WHAT TO WORK ON
Extract all data as written.

EXERCISE INPUTS
=======

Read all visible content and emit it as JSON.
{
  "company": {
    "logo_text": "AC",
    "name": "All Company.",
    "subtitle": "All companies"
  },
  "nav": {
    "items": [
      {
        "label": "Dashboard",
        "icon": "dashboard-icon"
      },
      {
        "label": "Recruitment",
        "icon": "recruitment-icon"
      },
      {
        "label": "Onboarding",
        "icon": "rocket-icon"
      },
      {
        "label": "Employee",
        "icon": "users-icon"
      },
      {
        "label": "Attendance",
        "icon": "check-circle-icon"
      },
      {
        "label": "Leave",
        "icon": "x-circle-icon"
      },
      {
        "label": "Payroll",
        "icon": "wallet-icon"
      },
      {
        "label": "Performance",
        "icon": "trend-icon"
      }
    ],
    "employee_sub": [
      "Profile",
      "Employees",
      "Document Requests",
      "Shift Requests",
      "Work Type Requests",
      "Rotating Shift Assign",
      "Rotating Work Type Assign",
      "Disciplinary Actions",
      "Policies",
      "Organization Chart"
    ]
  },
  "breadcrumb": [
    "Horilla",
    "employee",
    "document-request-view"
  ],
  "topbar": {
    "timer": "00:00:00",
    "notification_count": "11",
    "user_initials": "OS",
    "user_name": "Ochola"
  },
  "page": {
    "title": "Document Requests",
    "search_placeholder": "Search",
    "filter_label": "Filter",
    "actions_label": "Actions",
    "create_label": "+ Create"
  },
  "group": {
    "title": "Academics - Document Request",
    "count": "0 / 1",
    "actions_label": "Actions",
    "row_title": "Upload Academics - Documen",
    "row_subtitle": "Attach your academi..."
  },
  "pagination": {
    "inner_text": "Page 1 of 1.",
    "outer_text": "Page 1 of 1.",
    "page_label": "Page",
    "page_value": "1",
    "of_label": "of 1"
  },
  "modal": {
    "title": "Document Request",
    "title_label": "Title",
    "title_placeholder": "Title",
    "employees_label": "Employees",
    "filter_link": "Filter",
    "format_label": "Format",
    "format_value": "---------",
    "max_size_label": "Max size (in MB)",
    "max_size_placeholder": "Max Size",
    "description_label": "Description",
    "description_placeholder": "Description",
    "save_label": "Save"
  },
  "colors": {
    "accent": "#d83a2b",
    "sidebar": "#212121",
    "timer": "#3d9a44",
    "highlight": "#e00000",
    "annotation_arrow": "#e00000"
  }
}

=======

ANSWER BOX
Read all visible content and emit it as JSON.
{
  "company": {
    "logo_text": "AC",
    "name": "All Company.",
    "subtitle": "All companies"
  },
  "nav": {
    "items": [
      {
        "label": "Dashboard",
        "icon": "dashboard-icon"
      },
      {
        "label": "Recruitment",
        "icon": "recruitment-icon"
      },
      {
        "label": "Onboarding",
        "icon": "rocket-icon"
      },
      {
        "label": "Employee",
        "icon": "users-icon"
      },
      {
        "label": "Attendance",
        "icon": "check-circle-icon"
      },
      {
        "label": "Leave",
        "icon": "x-circle-icon"
      },
      {
        "label": "Payroll",
        "icon": "wallet-icon"
      },
      {
        "label": "Performance",
        "icon": "trend-icon"
      }
    ],
    "employee_sub": [
      "Profile",
      "Employees",
      "Document Requests",
      "Shift Requests",
      "Work Type Requests",
      "Rotating Shift Assign",
      "Rotating Work Type Assign",
      "Disciplinary Actions",
      "Policies",
      "Organization Chart"
    ]
  },
  "breadcrumb": [
    "Horilla",
    "employee",
    "document-request-view"
  ],
  "topbar": {
    "timer": "00:00:00",
    "notification_count": "11",
    "user_initials": "OS",
    "user_name": "Ochola"
  },
  "page": {
    "title": "Document Requests",
    "search_placeholder": "Search",
    "filter_label": "Filter",
    "actions_label": "Actions",
    "create_label": "+ Create"
  },
  "group": {
    "title": "Academics - Document Request",
    "count": "0 / 1",
    "actions_label": "Actions",
    "row_title": "Upload Academics - Documen",
    "row_subtitle": "Attach your academi..."
  },
  "pagination": {
    "inner_text": "Page 1 of 1.",
    "outer_text": "Page 1 of 1.",
    "page_label": "Page",
    "page_value": "1",
    "of_label": "of 1"
  },
  "modal": {
    "title": "Document Request",
    "title_label": "Title",
    "title_placeholder": "Title",
    "employees_label": "Employees",
    "filter_link": "Filter",
    "format_label": "Format",
    "format_value": "---------",
    "max_size_label": "Max size (in MB)",
    "max_size_placeholder": "Max Size",
    "description_label": "Description",
    "description_placeholder": "Description",
    "save_label": "Save"
  },
  "colors": {
    "accent": "#d83a2b",
    "sidebar": "#212121",
    "timer": "#3d9a44",
    "highlight": "#e00000",
    "annotation_arrow": "#e00000"
  }
}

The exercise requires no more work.